A team of researchers at the Lawrence Berkeley National Laboratory and the University of California, Berkeley has discovered an inexpensive metal catalyst that can generate hydrogen gas from water.
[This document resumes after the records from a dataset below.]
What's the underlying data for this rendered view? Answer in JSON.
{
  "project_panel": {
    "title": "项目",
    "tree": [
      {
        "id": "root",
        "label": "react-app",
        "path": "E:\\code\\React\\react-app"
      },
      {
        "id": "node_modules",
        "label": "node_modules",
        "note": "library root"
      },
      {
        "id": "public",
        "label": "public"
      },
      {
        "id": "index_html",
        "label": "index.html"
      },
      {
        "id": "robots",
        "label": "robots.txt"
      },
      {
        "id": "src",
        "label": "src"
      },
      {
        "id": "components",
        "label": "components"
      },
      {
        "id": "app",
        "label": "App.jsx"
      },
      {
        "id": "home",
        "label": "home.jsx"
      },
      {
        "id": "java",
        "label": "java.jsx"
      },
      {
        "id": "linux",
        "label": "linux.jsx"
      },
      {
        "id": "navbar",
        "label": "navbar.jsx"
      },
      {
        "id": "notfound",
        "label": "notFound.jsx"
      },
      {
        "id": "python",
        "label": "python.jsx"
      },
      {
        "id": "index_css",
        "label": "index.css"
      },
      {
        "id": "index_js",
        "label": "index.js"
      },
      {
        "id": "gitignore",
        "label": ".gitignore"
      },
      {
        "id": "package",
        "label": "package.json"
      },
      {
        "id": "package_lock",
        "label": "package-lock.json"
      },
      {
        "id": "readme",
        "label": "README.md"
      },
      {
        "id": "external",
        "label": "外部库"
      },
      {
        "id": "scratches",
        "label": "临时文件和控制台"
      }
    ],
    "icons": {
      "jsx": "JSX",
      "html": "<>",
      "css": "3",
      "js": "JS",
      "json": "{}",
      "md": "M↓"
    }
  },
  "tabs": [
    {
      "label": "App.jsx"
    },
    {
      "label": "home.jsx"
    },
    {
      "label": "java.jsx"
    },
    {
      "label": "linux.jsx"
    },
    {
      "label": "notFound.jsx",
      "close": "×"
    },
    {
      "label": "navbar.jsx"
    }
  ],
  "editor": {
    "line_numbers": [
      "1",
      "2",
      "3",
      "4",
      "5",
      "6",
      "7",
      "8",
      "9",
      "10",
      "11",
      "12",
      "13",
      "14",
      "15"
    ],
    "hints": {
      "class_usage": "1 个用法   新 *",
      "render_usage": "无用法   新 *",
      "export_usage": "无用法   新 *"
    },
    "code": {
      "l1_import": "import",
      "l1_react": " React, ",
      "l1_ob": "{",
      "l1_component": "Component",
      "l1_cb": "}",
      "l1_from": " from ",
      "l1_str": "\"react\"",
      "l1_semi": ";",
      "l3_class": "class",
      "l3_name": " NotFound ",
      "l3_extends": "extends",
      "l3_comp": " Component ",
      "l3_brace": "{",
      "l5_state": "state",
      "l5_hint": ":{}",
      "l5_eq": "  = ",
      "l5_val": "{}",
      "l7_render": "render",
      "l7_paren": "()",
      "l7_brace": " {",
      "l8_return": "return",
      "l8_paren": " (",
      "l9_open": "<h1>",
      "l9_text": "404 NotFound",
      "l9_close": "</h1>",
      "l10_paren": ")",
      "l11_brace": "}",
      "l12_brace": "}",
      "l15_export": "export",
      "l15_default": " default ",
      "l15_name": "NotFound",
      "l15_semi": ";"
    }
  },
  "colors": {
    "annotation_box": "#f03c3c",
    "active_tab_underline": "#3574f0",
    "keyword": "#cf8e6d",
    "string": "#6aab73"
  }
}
According to Hemamala Karunadasa, the lead author of a paper in Nature describing the work, "Our new proton reduction catalyst is based on a molybdenum-oxo metal complex that is about 70 times cheaper than platinum, today’s most widely used metal catalyst for splitting the water molecule. In addition, our catalyst does not require organic additives, and can operate in neutral water, even if it is dirty, and can operate in sea water, the most abundant source of hydrogen on earth and a natural electrolyte. These qualities make our catalyst ideal for renewable energy and sustainable chemistry."